[Exercise input Boundary: Start]
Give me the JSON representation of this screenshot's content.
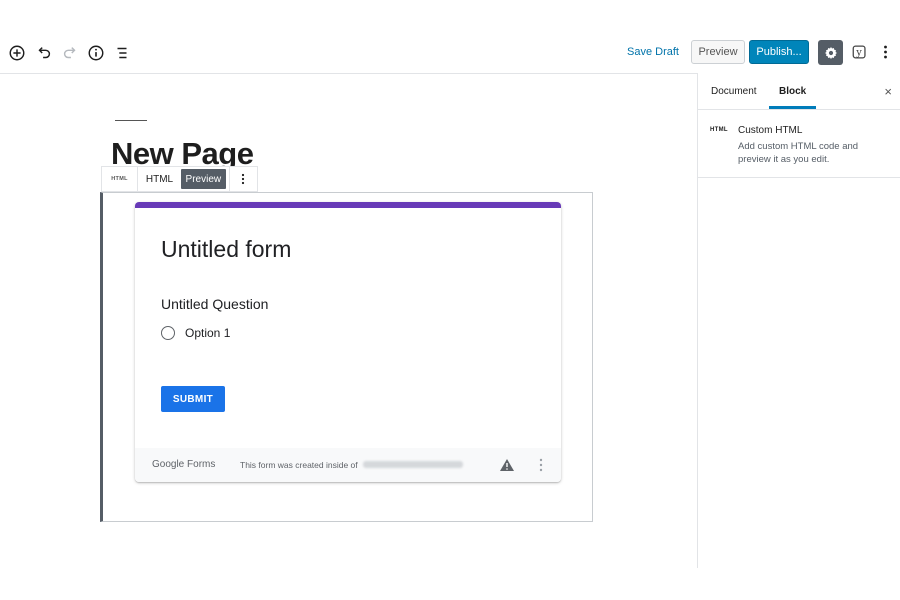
{
  "toolbar": {
    "save_draft_label": "Save Draft",
    "preview_label": "Preview",
    "publish_label": "Publish...",
    "yoast_label": "y"
  },
  "sidebar": {
    "tabs": [
      {
        "label": "Document",
        "active": false
      },
      {
        "label": "Block",
        "active": true
      }
    ],
    "close_label": "×",
    "block": {
      "icon_label": "HTML",
      "title": "Custom HTML",
      "description": "Add custom HTML code and preview it as you edit."
    }
  },
  "editor": {
    "page_title": "New Page",
    "block_toolbar": {
      "icon_label": "HTML",
      "html_tab": "HTML",
      "preview_tab": "Preview"
    }
  },
  "form": {
    "accent_color": "#673ab7",
    "title": "Untitled form",
    "question": "Untitled Question",
    "option_label": "Option 1",
    "submit_label": "SUBMIT",
    "footer": {
      "logo_text": "Google Forms",
      "note": "This form was created inside of"
    }
  },
  "colors": {
    "publish": "#0085ba",
    "link": "#0073aa",
    "submit": "#1a73e8"
  }
}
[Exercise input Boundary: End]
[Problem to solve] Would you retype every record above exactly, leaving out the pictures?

[Answer area]
Give me the JSON representation of this screenshot's content.
{
  "toolbar": {
    "save_draft_label": "Save Draft",
    "preview_label": "Preview",
    "publish_label": "Publish...",
    "yoast_label": "y"
  },
  "sidebar": {
    "tabs": [
      {
        "label": "Document",
        "active": false
      },
      {
        "label": "Block",
        "active": true
      }
    ],
    "close_label": "×",
    "block": {
      "icon_label": "HTML",
      "title": "Custom HTML",
      "description": "Add custom HTML code and preview it as you edit."
    }
  },
  "editor": {
    "page_title": "New Page",
    "block_toolbar": {
      "icon_label": "HTML",
      "html_tab": "HTML",
      "preview_tab": "Preview"
    }
  },
  "form": {
    "accent_color": "#673ab7",
    "title": "Untitled form",
    "question": "Untitled Question",
    "option_label": "Option 1",
    "submit_label": "SUBMIT",
    "footer": {
      "logo_text": "Google Forms",
      "note": "This form was created inside of"
    }
  },
  "colors": {
    "publish": "#0085ba",
    "link": "#0073aa",
    "submit": "#1a73e8"
  }
}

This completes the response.